Research traditions across the social sciences have explored the drivers of individual behavior and proposed different models of decision making. Four diverse perspectives are reviewed here: conventional and behavioral economics, technology adoption theory and attitude-based decision making, social and environmental psychology, and sociology. The individual decision models in these traditions differ axiomatically. Some are founded on informed rationality or psychological variables, and others emphasize physical or contextual factors from individual to social scales. Each perspective suggests particular lessons for designing interventions to change behavior. Throughout the review, these lessons are applied to decisions affecting residential energy use. Examples are drawn from both intuitive and reasoning-based types of decision as well as from a range of decision contexts that include capital investments in weatherization and repetitive behaviors such as appliance use. Areas of difference and similarity between various theoretical approaches and their practical implications are highlighted. Conclusions are drawn on how to develop a more integrated approach to both behavioral research and intervention design in a residential energy context.

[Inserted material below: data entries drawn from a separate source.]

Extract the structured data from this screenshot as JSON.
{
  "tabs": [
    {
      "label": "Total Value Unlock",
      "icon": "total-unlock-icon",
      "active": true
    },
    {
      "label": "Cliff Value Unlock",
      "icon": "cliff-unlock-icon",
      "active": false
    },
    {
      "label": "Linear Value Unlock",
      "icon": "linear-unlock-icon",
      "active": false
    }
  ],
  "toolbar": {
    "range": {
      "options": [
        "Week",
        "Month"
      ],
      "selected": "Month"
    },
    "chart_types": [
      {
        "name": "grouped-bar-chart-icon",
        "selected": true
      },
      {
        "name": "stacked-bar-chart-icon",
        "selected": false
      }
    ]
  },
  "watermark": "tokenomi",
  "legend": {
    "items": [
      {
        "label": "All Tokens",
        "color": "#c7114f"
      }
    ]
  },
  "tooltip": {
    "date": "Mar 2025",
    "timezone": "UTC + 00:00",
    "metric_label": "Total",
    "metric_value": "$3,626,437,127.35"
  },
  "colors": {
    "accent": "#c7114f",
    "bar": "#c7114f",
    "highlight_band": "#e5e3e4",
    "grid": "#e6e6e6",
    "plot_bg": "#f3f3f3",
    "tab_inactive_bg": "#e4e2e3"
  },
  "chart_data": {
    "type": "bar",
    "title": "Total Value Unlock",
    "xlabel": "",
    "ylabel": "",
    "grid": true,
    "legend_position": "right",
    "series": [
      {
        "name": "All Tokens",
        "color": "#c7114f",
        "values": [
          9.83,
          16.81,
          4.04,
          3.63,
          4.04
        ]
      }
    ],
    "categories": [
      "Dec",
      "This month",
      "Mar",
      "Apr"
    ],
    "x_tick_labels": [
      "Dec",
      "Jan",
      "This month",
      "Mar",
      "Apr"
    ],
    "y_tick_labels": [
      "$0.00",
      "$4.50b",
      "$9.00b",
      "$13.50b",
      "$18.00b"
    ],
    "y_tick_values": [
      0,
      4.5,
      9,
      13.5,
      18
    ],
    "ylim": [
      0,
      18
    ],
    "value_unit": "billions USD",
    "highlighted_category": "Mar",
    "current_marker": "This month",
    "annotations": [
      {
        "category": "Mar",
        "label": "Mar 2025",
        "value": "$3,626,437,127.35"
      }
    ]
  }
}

Article metrics loading...

Loading full text...

Full text loading...


Data & Media loading...

  • Article Type: Review Article
This is a required field
Please enter a valid email address
Approval was a Success
Invalid data
An Error Occurred
Approval was partially successful, following selected items could not be processed due to error